Summary: This article presents the results of research done at a California high school about the effect of the push for high achievement on students’ mental and physical health. The study found a significant number of students suffering fro both stress and anxiety in the race to succeed on high-stakes tests.
Source: Vicki Abeles, New York Times Sunday Review, January 2, 2016
Categories: Mental Health, Student Achievement, Standardized Testing
STUART SLAVIN, a pediatrician and professor at the St. Louis University School of Medicine, knows something about the impact of stress. After uncovering alarming rates of anxiety and depression among his medical students, Dr. Slavin and his colleagues remade the program: implementing pass/fail grading in introductory classes, instituting a half-day off every other week, and creating small learning groups to strengthen connections among students.

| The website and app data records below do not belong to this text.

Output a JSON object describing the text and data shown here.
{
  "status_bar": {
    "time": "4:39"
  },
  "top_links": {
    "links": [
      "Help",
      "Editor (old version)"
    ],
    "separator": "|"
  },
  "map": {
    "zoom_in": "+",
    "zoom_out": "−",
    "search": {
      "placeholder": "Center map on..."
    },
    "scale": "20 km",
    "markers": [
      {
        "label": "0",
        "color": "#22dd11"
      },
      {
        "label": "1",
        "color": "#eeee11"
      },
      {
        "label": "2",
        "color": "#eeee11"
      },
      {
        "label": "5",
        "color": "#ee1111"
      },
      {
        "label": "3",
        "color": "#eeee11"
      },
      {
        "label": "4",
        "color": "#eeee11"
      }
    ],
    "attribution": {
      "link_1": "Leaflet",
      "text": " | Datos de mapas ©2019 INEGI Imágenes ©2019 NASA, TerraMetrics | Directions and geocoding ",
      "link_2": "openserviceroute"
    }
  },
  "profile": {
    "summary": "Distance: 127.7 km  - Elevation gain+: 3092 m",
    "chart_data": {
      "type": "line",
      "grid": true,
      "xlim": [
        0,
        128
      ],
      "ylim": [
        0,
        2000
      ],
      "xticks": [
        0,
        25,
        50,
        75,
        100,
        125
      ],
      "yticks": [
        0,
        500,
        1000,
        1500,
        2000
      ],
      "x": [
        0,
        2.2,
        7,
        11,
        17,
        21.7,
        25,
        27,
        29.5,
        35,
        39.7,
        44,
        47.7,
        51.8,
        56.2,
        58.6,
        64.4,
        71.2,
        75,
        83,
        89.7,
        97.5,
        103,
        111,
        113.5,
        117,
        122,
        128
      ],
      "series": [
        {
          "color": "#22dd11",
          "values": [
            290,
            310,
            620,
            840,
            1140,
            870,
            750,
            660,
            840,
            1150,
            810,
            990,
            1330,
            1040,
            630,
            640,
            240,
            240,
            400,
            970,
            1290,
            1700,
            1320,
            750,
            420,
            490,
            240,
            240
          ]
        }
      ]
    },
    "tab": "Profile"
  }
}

Over the course of six years, the students’ rates of depression and anxiety dropped considerably.
But even Dr. Slavin seemed unprepared for the results of testing he did in cooperation with Irvington High School in Fremont, Calif., a once-working-class city that is increasingly in Silicon Valley’s orbit.